**Exercise directions**: Print every entry word for word, but omit the pictures.

[Data records for software interfaces]

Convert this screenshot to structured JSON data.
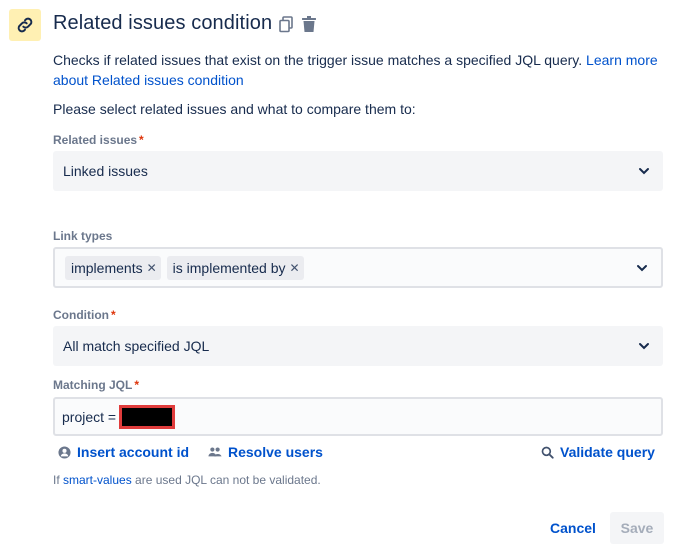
{
  "header": {
    "title": "Related issues condition",
    "icon": "link-icon",
    "accent": "#fff0b3"
  },
  "description": {
    "text": "Checks if related issues that exist on the trigger issue matches a specified JQL query.",
    "link_line1": "Learn more",
    "link_line2": "about Related issues condition"
  },
  "prompt": "Please select related issues and what to compare them to:",
  "related_issues": {
    "label": "Related issues",
    "required": "*",
    "value": "Linked issues"
  },
  "link_types": {
    "label": "Link types",
    "tags": [
      "implements",
      "is implemented by"
    ]
  },
  "condition": {
    "label": "Condition",
    "required": "*",
    "value": "All match specified JQL"
  },
  "matching_jql": {
    "label": "Matching JQL",
    "required": "*",
    "value": "project ="
  },
  "actions": {
    "insert_account": "Insert account id",
    "resolve_users": "Resolve users",
    "validate_query": "Validate query"
  },
  "hint": {
    "prefix": "If",
    "link": "smart-values",
    "suffix": "are used JQL can not be validated."
  },
  "footer": {
    "cancel": "Cancel",
    "save": "Save"
  }
}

**Answer area**:
Convert this screenshot to structured JSON data.
{
  "header": {
    "title": "Related issues condition",
    "icon": "link-icon",
    "accent": "#fff0b3"
  },
  "description": {
    "text": "Checks if related issues that exist on the trigger issue matches a specified JQL query.",
    "link_line1": "Learn more",
    "link_line2": "about Related issues condition"
  },
  "prompt": "Please select related issues and what to compare them to:",
  "related_issues": {
    "label": "Related issues",
    "required": "*",
    "value": "Linked issues"
  },
  "link_types": {
    "label": "Link types",
    "tags": [
      "implements",
      "is implemented by"
    ]
  },
  "condition": {
    "label": "Condition",
    "required": "*",
    "value": "All match specified JQL"
  },
  "matching_jql": {
    "label": "Matching JQL",
    "required": "*",
    "value": "project ="
  },
  "actions": {
    "insert_account": "Insert account id",
    "resolve_users": "Resolve users",
    "validate_query": "Validate query"
  },
  "hint": {
    "prefix": "If",
    "link": "smart-values",
    "suffix": "are used JQL can not be validated."
  },
  "footer": {
    "cancel": "Cancel",
    "save": "Save"
  }
}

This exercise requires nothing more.